• **Records excerpted from a collection**
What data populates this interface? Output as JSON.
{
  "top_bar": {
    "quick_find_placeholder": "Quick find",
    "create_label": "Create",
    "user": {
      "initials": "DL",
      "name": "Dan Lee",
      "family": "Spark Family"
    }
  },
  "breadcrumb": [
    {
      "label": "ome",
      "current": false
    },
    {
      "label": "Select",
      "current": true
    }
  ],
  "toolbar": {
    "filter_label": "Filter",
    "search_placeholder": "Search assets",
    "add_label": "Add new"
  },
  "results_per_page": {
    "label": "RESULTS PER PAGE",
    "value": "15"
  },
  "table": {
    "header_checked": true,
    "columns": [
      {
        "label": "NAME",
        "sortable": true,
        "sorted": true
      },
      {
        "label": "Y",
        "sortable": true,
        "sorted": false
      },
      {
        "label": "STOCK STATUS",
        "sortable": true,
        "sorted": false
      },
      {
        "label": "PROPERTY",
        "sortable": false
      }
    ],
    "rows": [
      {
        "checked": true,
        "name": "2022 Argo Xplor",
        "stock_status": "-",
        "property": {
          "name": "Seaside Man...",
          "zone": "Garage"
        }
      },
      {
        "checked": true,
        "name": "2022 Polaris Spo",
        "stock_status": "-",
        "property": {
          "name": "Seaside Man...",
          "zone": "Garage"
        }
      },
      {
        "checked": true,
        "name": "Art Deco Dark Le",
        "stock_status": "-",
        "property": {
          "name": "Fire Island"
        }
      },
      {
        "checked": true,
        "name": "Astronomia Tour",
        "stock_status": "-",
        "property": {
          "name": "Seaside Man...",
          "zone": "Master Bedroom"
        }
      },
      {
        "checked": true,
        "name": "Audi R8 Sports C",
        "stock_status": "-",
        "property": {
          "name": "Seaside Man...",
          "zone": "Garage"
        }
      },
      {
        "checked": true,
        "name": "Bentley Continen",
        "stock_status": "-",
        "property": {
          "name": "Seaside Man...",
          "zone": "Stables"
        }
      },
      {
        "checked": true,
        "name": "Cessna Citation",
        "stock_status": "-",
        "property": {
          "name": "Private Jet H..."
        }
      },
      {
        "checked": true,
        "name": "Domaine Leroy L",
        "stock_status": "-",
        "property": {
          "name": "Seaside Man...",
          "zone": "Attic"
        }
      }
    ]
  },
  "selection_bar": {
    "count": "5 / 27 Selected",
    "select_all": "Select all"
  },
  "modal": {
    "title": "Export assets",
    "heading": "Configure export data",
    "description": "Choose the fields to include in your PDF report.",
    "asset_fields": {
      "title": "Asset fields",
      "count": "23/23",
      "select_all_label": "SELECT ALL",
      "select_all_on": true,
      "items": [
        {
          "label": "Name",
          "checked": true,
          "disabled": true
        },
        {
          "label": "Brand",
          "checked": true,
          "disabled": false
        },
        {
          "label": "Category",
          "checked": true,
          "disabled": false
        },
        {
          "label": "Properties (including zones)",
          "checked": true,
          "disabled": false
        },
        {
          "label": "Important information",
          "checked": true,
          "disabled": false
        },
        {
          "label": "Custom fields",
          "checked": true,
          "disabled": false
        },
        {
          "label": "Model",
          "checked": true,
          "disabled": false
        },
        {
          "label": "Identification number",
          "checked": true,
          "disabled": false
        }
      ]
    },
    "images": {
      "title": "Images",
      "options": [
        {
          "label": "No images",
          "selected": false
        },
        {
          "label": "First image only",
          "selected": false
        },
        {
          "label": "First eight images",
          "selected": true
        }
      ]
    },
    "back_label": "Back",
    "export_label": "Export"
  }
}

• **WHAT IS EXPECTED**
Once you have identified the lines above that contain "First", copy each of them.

• **REPLY TO THE TASK**
          "label": "First image only",
          "label": "First eight images",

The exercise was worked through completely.